Earned income credit is a tax credit that is designed and aimed at helping the low income working population. In addition, it gives the low income an incentive to continue working rather than collecting welfare. Anyone who meets the tests and requirements may claim the credit as long as their filing status is not married filing separate.
To claim the credit you must first have a valid social security number for yourself and anyone you are claiming as a spouse or dependent on your tax return. The next requirement to claim the credit is that you must have earned income. This means must have earned wages from a job, from self employment, or as a statutory employee. In addition, you must not have more than $3,100 of investment income for the claiming year.
If you meet the previous requirements then there are additional requirements or tests to be met depending on your particular situation and filing status.
The first test is the age test.
Qualifying taxpayers must be 25 years of age or older to get the credit, with the following exceptions. If they are claiming qualifying children, in which case the qualifying children must be younger than the taxpayer. The exception to this rule of children be younger is that the qualifying dependent must be totally and permanently disable to qualify. For example, a 24 year old taxpayer could qualify for earned income credit by claiming their totally and permanently disabled older sibling for which they care for and support. Another age test for children is they must be 19 or younger unless they are a student any part of 5 months of the corresponding tax year, with the exception to the disabled qualification.
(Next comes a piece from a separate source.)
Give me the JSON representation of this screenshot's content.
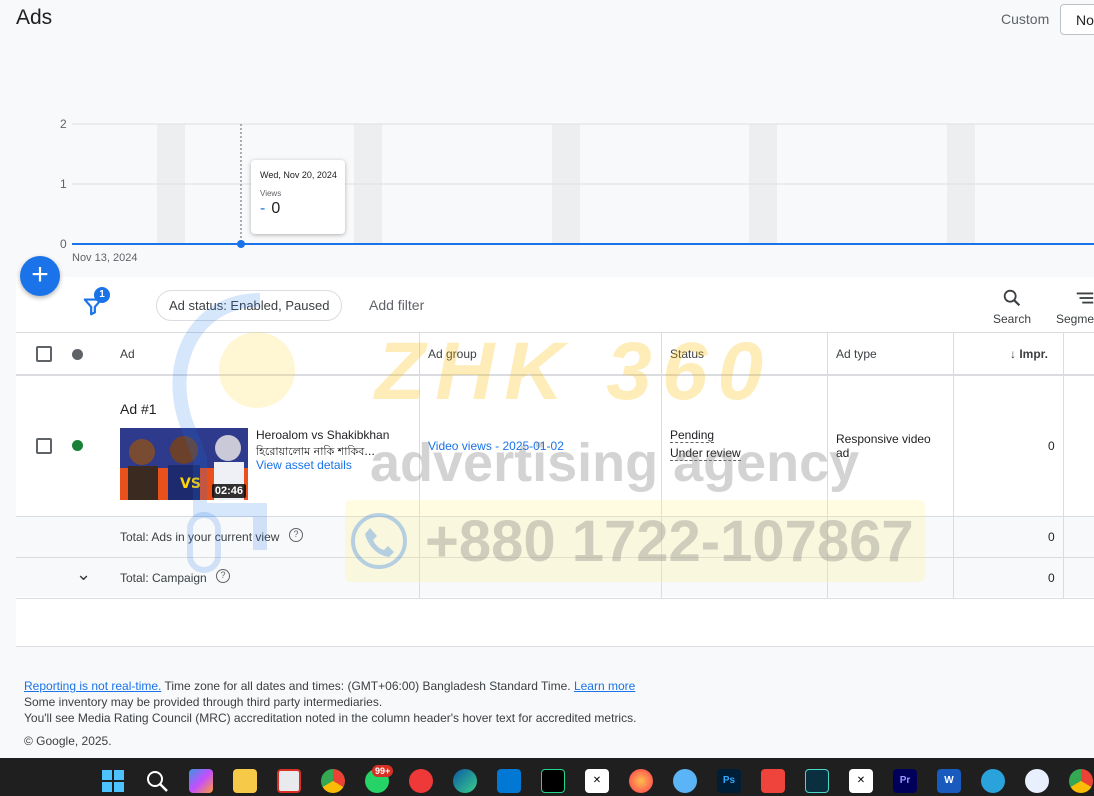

As long as they are a student any part of 5 months of the tax year, they may be claimed for earned income credit purposes up to the age of 25. They must still meet all other test requirements.
The second test is the relationship test.
Each qualifying child must be the taxpayer(s)
Son.daughter, stepchild, foster child, grandchild, brother, sister, half or step brother or sister, or any other descendent of such as niece or nephew.
The third test is the residency test.
The qualifying child must reside with the taxpayer over half of the year and must reside in the US. There are of course exceptions to this rule also. For example, the child may qualify if from home for school purposes.
The final test is the income test.
For the 2010 tax year the earned income allowed amounts are as follows.
If filing as a single person, your (AGI) adjusted gross income must not be more than $13,460. This amount increases to $18,470 if you are filing married joint with no children.
For persons filing taxes with dependent children the maximum amounts of earned income allowed for the credit are as follows. Taxpayers with one qualifying child must not have more than $35,535 (AGI) if filing single or head of household or $40,545 (AGI) if filing married joint.
For taxpayers with two qualifying children the (AGI) must not be more than $40,363 if filing single or head of household with two qualifying children. This amount increases to $45,373 if filing joint.
Taxpayers filing single or head of household with three children can have an (AGI) up to $43,352. The allowed (AGI) amount increases to $48,362 if filing married joint.
Earned income credit is figured according to your earned income. Basically the less you make, the less the credit. Then on the flip side the more you make the less the credit. Basically, the credit works like driving up hill. If your at the bottom of the hill your credit is less. The higher up the hill you go the more the credit increases until you get halfway up to the allowable (AGI) and meet the maximum earned income credit. Then the more you make the credit starts going down again until it reaches zero at the maximum (AGI) allowed for the credit.
For the 2010 tax year the maximum earned income credit amounts are as follows.
$457 with no qualifying children
$3,050 with one qualifying child
$5,036 with two qualifying children
$5,666 with three or more qualifying children
The allowed earned income credit amounts stops with three qualifying children and remains the same regardless of if there are three qualifying children or ten.
A complete list of qualifications, rules and exceptions can be found in IRS publication #596. This may be obtained by calling the IRS at 800-829-3676. To obtain a quick copy, most public libraries have limited copies if you inquire. In addition, you may find this information on the IRS website at IRS.GOV. In the search box type in Earned Income Credit, then click on the link titled EITC Income, Limits, Maximum Credit Amounts and Tax Law Updates.